Robert Benzie had a piece in the Toronto Star this weekend: Return to the 1960s, in which he asks "One Party?"
It is well researched and well written, comparing today to 1963, when we had a conservative prime minister (Diefenbaker) and a conservative premier (Robarts) in Ontario.
He adds a bit more deja vu with the fact that there was a progressive democrat, with a pretty wife, in the White House, and the Green Bay Packers were football heroes.
However, I would like to challenge his story.
First off, Stephen Harper is no John Diefenbaker, because Dief believed in Canadian sovereignty. Harper does not.
And Diefenbaker stood up to JFK when he wanted Canada to accept nuclear warheads (Kennedy & Diefenbaker: The Feud That Helped Topple a Government, By Knowlton Nash, McClelland & Stewart, 1991, ISBN: 0-7710-6711-9). Canadian diplomat, George Ignatieff, tried to broker a compromise but Dief would have none of it.
Ignatieff, although a diplomatic realist, was also an indefatigable champion of disarmament, and he sought to provide Diefenbaker with a formula that he could use with Kennedy in articulating the near-incomprehensibility of Canada's official position on warheads. The urbane diplomat proposed that the prime minister say he would accept warheads on two conditions: first, if there were joint control in their use — a joint control of Diefenbaker's particular definition; and second, only if an all-out effort at disarmament were launched first and if, at the end, it was determined that there could be no progress.By comparison, Harper has erased our borders, allowing the U.S. military to cross on a whim, their FBI to conduct investigations on Canadian citizens, and the U.S. Coast Guard to patrol our waters.
That formula would buy Diefenbaker some time and it might well wash politically in Canada, even if it wouldn't in Washington. "Making clear-cut decisions was not part of Diefenbaker's nature," Ignatieff later remarked. (McClelland & Stewart, 1991)
And he has committed Canada to the Missile Defense (Star Wars) program.
When Stephen Harper was trying to broker his buy America/Sell Canada deal, he became the brunt of jokes with U.S. diplomats. He was calling every day sweetening the pot. (Wikileaks) "What if I throw in two provinces and the CN Tower? You have to accept this damn country if I pay you to take it?"
John Diefenbaker would have kicked his behind.
And Mike Harris lapdog, Tim Hudak, is no John Robarts.
Robarts supported public healthcare, even endorsing NDP MLA Kenneth Bolton when running in the London riding of Middlesex south. And he believed in having two official languages, opening the door to French education in Ontario schools. He promoted public education, the expansion of teacher colleges, built York University, and launched the Ontario Scholarship fund.

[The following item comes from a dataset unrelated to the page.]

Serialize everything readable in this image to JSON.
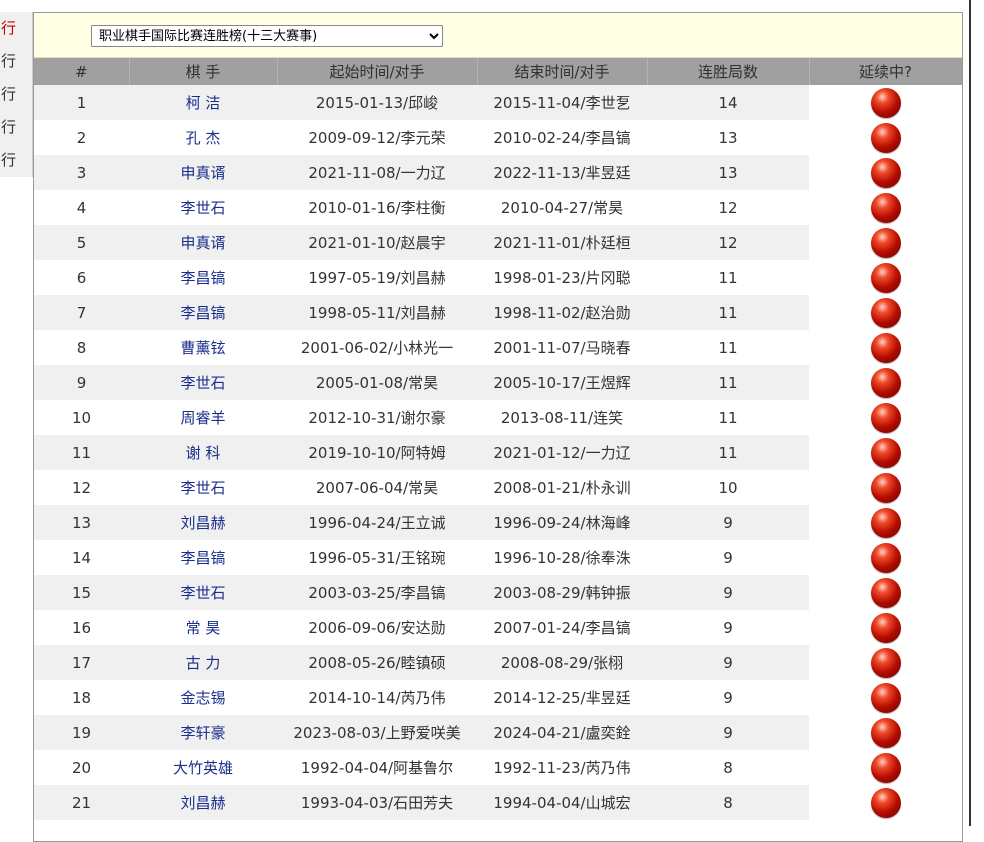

He also believed in science and was responsible for the construction of the Ontario Science Museum.
All anathema to the neoconservative agenda of for-profit schools, private healthcare, and a pox on scientific research unless it's to develop weaponry.
Instead of 1963, should Ontarians have a memory lapse and elect Harrisite Tim Hudak, this situation is more 1993, when a chain of events opened the door to ignorance as a prerequisite for power.
It started with the Reform Party's electoral success, and the Progressive Conservatives electoral death blow. But for those who believe that the Reformers replaced the PCs in the West, most of their gain was at the expense of the other populist western offering, the NDP.
- The anti-government campaign of Preston Manning and the Reform Party, inspired Newt Gingrich in the U.S., who used the same tactics, and many of the same people, to propel the Republicans to victory. Now Newt Gingrich is running for president.
- The National Citizens Coalition, that spent more than a half million dollars to destroy the government of Bob Rae, and $50,000 to get "Steve" Harper elected as an MP, threw money behind Mike Harris, though Harris wasn't their first choice. They had actually approached Toronto born and raised Harper to run as a neocon premier. He declined. That same NCC, that Harper once ran, also played a role in Harper's majority victory.
-After their success, the Reformers turned their attentions on Ontario, even adopting ridings with staff from their own campaign.
When we look at the legacy of Diefenbaker and Robarts, what is the the legacy of Harris and Harper?
- A privatization nightmare. Ditto for Harper.
- Sale of prime public land for campaign contributions. Jim Flaherty is planning a fire sale of public property.
-Abuse of tax dollars on signs and self-promotion ads, engineered by Guy Giorno. Ditto for Harper.
- Disdain for the poor. Ditto for Harper.
Deaths at Walkerton because of deregulation. Deaths from Listeriosis because of deregulation.
Riot police to stifle dissent. Riot police to stifle dissent.
So while I wish it was a return to the sensible conservative governments of 1963, I'm afraid it's only a return to Republican/Tea Party/Reform Party offerings, that have created the age of ignorance.